##### Data under study #####

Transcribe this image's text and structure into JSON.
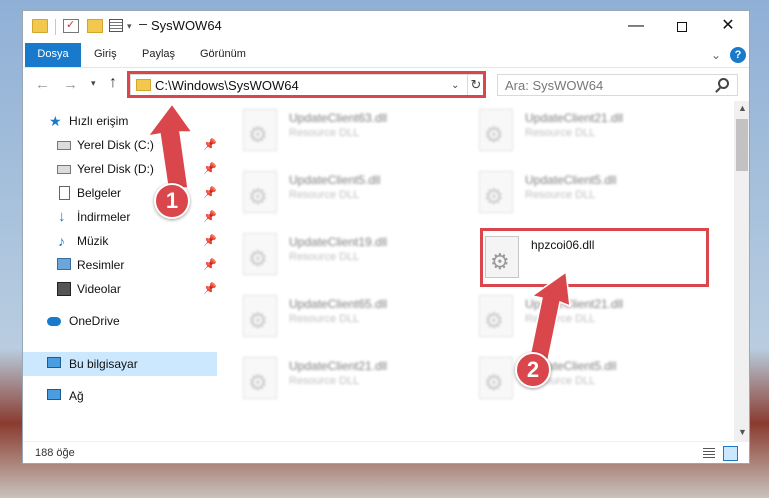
{
  "window": {
    "title": "SysWOW64",
    "minimize_glyph": "—",
    "close_glyph": "✕"
  },
  "ribbon": {
    "tabs": [
      "Dosya",
      "Giriş",
      "Paylaş",
      "Görünüm"
    ],
    "help_glyph": "?"
  },
  "address": {
    "path": "C:\\Windows\\SysWOW64",
    "search_placeholder": "Ara: SysWOW64"
  },
  "nav": {
    "quick_access": "Hızlı erişim",
    "items": [
      {
        "label": "Yerel Disk (C:)",
        "icon": "drive-icon",
        "pinned": true
      },
      {
        "label": "Yerel Disk (D:)",
        "icon": "drive-icon",
        "pinned": true
      },
      {
        "label": "Belgeler",
        "icon": "documents-icon",
        "pinned": true
      },
      {
        "label": "İndirmeler",
        "icon": "download-icon",
        "pinned": true
      },
      {
        "label": "Müzik",
        "icon": "music-icon",
        "pinned": true
      },
      {
        "label": "Resimler",
        "icon": "pictures-icon",
        "pinned": true
      },
      {
        "label": "Videolar",
        "icon": "videos-icon",
        "pinned": true
      }
    ],
    "onedrive": "OneDrive",
    "this_pc": "Bu bilgisayar",
    "network": "Ağ"
  },
  "files": [
    {
      "name": "UpdateClient63.dll",
      "type": "Resource DLL",
      "blurred": true
    },
    {
      "name": "UpdateClient21.dll",
      "type": "Resource DLL",
      "blurred": true
    },
    {
      "name": "UpdateClient5.dll",
      "type": "Resource DLL",
      "blurred": true
    },
    {
      "name": "UpdateClient5.dll",
      "type": "Resource DLL",
      "blurred": true
    },
    {
      "name": "UpdateClient19.dll",
      "type": "Resource DLL",
      "blurred": true
    },
    {
      "name": "hpzcoi06.dll",
      "type": "",
      "blurred": false
    },
    {
      "name": "UpdateClient65.dll",
      "type": "Resource DLL",
      "blurred": true
    },
    {
      "name": "UpdateClient21.dll",
      "type": "Resource DLL",
      "blurred": true
    },
    {
      "name": "UpdateClient21.dll",
      "type": "Resource DLL",
      "blurred": true
    },
    {
      "name": "UpdateClient5.dll",
      "type": "Resource DLL",
      "blurred": true
    }
  ],
  "status": {
    "item_count": "188 öğe"
  },
  "callouts": [
    "1",
    "2"
  ],
  "colors": {
    "accent": "#1979ca",
    "highlight": "#d9464b"
  }
}
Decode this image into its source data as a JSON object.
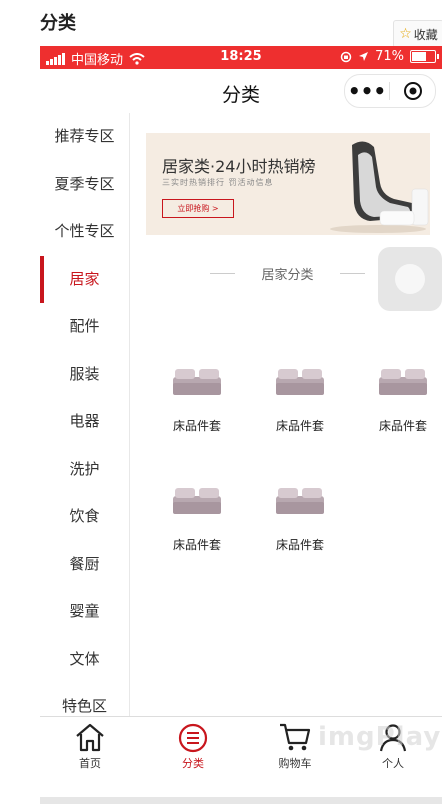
{
  "page": {
    "heading": "分类",
    "favorite_label": "收藏"
  },
  "statusbar": {
    "carrier": "中国移动",
    "time": "18:25",
    "battery": "71%",
    "battery_level": 0.71
  },
  "navbar": {
    "title": "分类"
  },
  "sidebar": {
    "active_index": 3,
    "items": [
      {
        "label": "推荐专区"
      },
      {
        "label": "夏季专区"
      },
      {
        "label": "个性专区"
      },
      {
        "label": "居家"
      },
      {
        "label": "配件"
      },
      {
        "label": "服装"
      },
      {
        "label": "电器"
      },
      {
        "label": "洗护"
      },
      {
        "label": "饮食"
      },
      {
        "label": "餐厨"
      },
      {
        "label": "婴童"
      },
      {
        "label": "文体"
      },
      {
        "label": "特色区"
      }
    ]
  },
  "banner": {
    "title": "居家类·24小时热销榜",
    "subtitle": "三实时热销排行 罚活动信息",
    "cta": "立即抢购 >"
  },
  "section": {
    "title": "居家分类"
  },
  "products": [
    {
      "name": "床品件套"
    },
    {
      "name": "床品件套"
    },
    {
      "name": "床品件套"
    },
    {
      "name": "床品件套"
    },
    {
      "name": "床品件套"
    }
  ],
  "tabbar": {
    "active": "分类",
    "tabs": [
      {
        "label": "首页",
        "icon": "home-icon"
      },
      {
        "label": "分类",
        "icon": "category-icon"
      },
      {
        "label": "购物车",
        "icon": "cart-icon"
      },
      {
        "label": "个人",
        "icon": "user-icon"
      }
    ]
  },
  "watermark": "imgPlay",
  "colors": {
    "accent": "#c8161d",
    "statusbar": "#ee2f2f"
  }
}
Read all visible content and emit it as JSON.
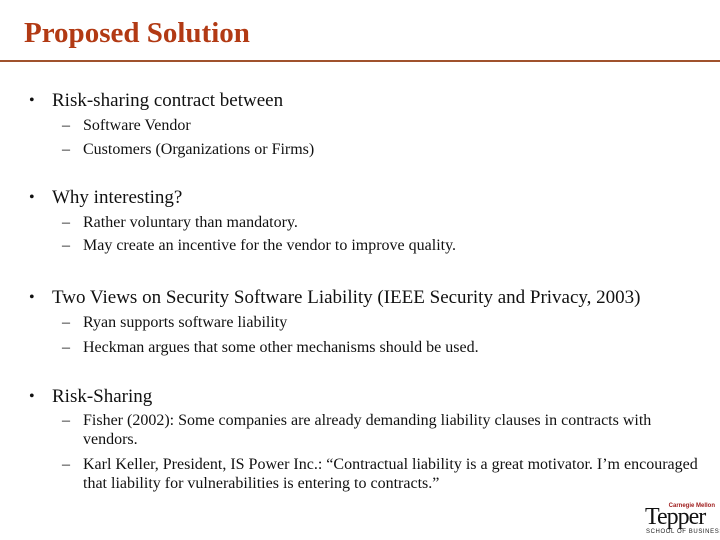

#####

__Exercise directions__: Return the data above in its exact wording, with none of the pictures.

__Answer section__:
Transcribe this image's text and structure into JSON.
{
  "window": {
    "title": "SysWOW64",
    "minimize_glyph": "—",
    "close_glyph": "✕"
  },
  "ribbon": {
    "tabs": [
      "Dosya",
      "Giriş",
      "Paylaş",
      "Görünüm"
    ],
    "help_glyph": "?"
  },
  "address": {
    "path": "C:\\Windows\\SysWOW64",
    "search_placeholder": "Ara: SysWOW64"
  },
  "nav": {
    "quick_access": "Hızlı erişim",
    "items": [
      {
        "label": "Yerel Disk (C:)",
        "icon": "drive-icon",
        "pinned": true
      },
      {
        "label": "Yerel Disk (D:)",
        "icon": "drive-icon",
        "pinned": true
      },
      {
        "label": "Belgeler",
        "icon": "documents-icon",
        "pinned": true
      },
      {
        "label": "İndirmeler",
        "icon": "download-icon",
        "pinned": true
      },
      {
        "label": "Müzik",
        "icon": "music-icon",
        "pinned": true
      },
      {
        "label": "Resimler",
        "icon": "pictures-icon",
        "pinned": true
      },
      {
        "label": "Videolar",
        "icon": "videos-icon",
        "pinned": true
      }
    ],
    "onedrive": "OneDrive",
    "this_pc": "Bu bilgisayar",
    "network": "Ağ"
  },
  "files": [
    {
      "name": "UpdateClient63.dll",
      "type": "Resource DLL",
      "blurred": true
    },
    {
      "name": "UpdateClient21.dll",
      "type": "Resource DLL",
      "blurred": true
    },
    {
      "name": "UpdateClient5.dll",
      "type": "Resource DLL",
      "blurred": true
    },
    {
      "name": "UpdateClient5.dll",
      "type": "Resource DLL",
      "blurred": true
    },
    {
      "name": "UpdateClient19.dll",
      "type": "Resource DLL",
      "blurred": true
    },
    {
      "name": "hpzcoi06.dll",
      "type": "",
      "blurred": false
    },
    {
      "name": "UpdateClient65.dll",
      "type": "Resource DLL",
      "blurred": true
    },
    {
      "name": "UpdateClient21.dll",
      "type": "Resource DLL",
      "blurred": true
    },
    {
      "name": "UpdateClient21.dll",
      "type": "Resource DLL",
      "blurred": true
    },
    {
      "name": "UpdateClient5.dll",
      "type": "Resource DLL",
      "blurred": true
    }
  ],
  "status": {
    "item_count": "188 öğe"
  },
  "callouts": [
    "1",
    "2"
  ],
  "colors": {
    "accent": "#1979ca",
    "highlight": "#d9464b"
  }
}
Decode this image into its source data as a JSON object.
{
  "page": {
    "heading": "分类",
    "favorite_label": "收藏"
  },
  "statusbar": {
    "carrier": "中国移动",
    "time": "18:25",
    "battery": "71%",
    "battery_level": 0.71
  },
  "navbar": {
    "title": "分类"
  },
  "sidebar": {
    "active_index": 3,
    "items": [
      {
        "label": "推荐专区"
      },
      {
        "label": "夏季专区"
      },
      {
        "label": "个性专区"
      },
      {
        "label": "居家"
      },
      {
        "label": "配件"
      },
      {
        "label": "服装"
      },
      {
        "label": "电器"
      },
      {
        "label": "洗护"
      },
      {
        "label": "饮食"
      },
      {
        "label": "餐厨"
      },
      {
        "label": "婴童"
      },
      {
        "label": "文体"
      },
      {
        "label": "特色区"
      }
    ]
  },
  "banner": {
    "title": "居家类·24小时热销榜",
    "subtitle": "三实时热销排行 罚活动信息",
    "cta": "立即抢购 >"
  },
  "section": {
    "title": "居家分类"
  },
  "products": [
    {
      "name": "床品件套"
    },
    {
      "name": "床品件套"
    },
    {
      "name": "床品件套"
    },
    {
      "name": "床品件套"
    },
    {
      "name": "床品件套"
    }
  ],
  "tabbar": {
    "active": "分类",
    "tabs": [
      {
        "label": "首页",
        "icon": "home-icon"
      },
      {
        "label": "分类",
        "icon": "category-icon"
      },
      {
        "label": "购物车",
        "icon": "cart-icon"
      },
      {
        "label": "个人",
        "icon": "user-icon"
      }
    ]
  },
  "watermark": "imgPlay",
  "colors": {
    "accent": "#c8161d",
    "statusbar": "#ee2f2f"
  }
}
Read all visible content and emit it as JSON.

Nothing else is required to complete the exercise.